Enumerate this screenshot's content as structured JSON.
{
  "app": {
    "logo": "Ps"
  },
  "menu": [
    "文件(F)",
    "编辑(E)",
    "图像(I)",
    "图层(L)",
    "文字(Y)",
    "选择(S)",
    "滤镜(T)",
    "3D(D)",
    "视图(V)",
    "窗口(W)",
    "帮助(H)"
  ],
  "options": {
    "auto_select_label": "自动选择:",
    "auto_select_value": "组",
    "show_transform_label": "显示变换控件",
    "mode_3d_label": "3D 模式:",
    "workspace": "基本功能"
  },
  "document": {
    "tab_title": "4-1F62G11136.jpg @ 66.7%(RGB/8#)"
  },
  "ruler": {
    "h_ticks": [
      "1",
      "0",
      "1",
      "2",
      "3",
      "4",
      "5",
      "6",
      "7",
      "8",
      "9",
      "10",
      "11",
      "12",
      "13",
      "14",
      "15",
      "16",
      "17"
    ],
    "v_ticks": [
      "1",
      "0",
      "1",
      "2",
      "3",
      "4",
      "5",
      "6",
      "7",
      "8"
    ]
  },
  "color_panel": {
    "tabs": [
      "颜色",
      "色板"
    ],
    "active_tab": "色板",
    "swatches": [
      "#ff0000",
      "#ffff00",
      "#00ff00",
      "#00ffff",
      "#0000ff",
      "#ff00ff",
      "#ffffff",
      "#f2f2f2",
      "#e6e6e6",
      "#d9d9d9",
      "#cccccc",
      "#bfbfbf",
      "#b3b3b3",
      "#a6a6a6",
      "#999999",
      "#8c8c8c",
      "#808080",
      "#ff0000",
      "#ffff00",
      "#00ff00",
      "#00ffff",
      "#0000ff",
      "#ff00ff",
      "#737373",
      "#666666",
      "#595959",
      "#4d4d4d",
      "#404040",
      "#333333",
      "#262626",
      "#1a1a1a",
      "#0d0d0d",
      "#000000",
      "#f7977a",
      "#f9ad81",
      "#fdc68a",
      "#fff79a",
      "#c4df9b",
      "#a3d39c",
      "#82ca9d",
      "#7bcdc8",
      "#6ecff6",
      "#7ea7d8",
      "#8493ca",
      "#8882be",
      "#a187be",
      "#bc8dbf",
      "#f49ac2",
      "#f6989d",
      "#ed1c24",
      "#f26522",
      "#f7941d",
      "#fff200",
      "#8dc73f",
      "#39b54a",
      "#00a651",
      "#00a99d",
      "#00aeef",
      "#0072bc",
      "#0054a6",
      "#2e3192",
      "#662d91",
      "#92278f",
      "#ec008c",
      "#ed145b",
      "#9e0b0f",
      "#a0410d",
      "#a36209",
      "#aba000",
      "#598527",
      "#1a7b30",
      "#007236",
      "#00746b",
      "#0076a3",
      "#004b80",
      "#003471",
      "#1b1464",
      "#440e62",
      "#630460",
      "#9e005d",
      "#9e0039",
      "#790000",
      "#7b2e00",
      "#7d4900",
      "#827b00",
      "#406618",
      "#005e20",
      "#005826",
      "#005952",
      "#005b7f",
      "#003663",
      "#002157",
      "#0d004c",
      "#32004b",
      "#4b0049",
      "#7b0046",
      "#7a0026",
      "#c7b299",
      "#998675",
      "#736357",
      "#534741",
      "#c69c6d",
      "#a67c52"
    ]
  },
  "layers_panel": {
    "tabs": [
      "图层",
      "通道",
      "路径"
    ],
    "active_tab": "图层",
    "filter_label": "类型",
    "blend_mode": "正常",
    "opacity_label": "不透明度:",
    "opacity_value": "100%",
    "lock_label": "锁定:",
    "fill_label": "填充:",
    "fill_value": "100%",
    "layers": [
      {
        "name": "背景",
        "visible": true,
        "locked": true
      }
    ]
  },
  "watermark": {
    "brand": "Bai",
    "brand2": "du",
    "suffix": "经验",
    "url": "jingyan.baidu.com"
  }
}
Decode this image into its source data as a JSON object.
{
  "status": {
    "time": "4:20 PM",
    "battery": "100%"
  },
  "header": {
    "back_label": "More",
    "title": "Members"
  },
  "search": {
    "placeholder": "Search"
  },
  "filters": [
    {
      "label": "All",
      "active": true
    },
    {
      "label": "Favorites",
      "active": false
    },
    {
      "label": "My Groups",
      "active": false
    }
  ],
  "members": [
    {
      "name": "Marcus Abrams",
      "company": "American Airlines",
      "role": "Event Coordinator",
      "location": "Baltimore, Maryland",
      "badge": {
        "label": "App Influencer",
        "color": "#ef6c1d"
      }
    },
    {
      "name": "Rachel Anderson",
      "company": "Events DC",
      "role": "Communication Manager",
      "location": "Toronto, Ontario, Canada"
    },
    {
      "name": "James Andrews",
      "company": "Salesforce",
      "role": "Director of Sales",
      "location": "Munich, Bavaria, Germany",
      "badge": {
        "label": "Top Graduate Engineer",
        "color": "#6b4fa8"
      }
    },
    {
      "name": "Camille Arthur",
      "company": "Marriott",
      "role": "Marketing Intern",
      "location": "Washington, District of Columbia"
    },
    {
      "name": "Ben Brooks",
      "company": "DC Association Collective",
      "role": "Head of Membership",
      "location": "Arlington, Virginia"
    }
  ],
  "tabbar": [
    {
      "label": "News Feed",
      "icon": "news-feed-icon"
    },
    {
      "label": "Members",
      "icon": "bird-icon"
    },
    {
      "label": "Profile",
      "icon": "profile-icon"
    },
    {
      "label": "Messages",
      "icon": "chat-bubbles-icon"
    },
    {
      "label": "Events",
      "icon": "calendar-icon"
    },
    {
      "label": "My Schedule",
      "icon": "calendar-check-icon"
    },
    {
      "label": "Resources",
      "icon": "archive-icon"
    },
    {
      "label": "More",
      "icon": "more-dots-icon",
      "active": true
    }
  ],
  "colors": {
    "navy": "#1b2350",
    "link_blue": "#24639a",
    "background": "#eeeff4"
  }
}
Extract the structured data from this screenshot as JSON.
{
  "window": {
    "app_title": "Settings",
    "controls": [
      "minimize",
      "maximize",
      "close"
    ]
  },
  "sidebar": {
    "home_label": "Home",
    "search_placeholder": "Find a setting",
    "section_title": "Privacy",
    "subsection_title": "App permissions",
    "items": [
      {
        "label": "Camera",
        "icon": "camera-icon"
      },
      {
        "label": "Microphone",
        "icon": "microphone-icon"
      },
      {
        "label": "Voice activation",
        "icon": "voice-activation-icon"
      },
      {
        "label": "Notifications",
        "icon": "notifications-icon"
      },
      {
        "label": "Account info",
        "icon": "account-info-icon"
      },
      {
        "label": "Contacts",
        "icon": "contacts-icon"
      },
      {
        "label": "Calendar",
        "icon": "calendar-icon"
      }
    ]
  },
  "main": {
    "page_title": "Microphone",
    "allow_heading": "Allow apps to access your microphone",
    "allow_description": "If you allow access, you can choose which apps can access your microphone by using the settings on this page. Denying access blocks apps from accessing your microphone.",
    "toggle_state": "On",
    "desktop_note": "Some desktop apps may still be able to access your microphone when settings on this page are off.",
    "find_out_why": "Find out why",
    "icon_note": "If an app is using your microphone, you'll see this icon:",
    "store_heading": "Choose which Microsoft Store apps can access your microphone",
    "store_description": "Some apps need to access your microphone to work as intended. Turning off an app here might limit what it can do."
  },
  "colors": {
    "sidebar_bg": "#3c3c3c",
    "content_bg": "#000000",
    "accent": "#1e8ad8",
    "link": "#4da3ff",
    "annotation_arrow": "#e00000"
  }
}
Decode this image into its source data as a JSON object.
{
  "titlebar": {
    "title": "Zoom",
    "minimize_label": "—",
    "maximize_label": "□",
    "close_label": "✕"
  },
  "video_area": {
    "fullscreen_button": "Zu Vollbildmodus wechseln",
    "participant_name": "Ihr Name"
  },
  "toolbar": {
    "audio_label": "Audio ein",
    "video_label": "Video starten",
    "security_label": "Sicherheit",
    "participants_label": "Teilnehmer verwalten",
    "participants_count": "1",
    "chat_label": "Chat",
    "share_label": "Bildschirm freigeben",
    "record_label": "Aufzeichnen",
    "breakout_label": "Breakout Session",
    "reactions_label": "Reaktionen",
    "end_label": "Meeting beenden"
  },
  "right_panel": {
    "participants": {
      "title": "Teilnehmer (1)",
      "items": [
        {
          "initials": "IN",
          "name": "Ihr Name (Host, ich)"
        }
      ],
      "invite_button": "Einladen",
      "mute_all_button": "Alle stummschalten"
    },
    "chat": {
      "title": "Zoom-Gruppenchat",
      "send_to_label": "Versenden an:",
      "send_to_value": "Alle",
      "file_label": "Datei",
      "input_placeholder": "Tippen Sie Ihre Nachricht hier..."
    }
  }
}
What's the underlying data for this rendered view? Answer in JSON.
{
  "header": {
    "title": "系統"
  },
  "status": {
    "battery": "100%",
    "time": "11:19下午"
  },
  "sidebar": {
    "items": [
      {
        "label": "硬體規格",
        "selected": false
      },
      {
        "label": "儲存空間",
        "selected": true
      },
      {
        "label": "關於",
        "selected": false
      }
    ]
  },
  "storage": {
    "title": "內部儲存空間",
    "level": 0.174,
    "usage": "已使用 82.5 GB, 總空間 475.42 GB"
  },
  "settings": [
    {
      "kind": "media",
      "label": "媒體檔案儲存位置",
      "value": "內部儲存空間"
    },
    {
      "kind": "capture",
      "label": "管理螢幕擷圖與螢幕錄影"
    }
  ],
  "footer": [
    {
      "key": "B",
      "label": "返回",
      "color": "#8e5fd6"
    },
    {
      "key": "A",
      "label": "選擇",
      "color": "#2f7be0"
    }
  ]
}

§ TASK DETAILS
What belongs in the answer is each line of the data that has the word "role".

§ EXERCISE RESPONSE
      "role": "Event Coordinator",
      "role": "Communication Manager",
      "role": "Director of Sales",
      "role": "Marketing Intern",
      "role": "Head of Membership",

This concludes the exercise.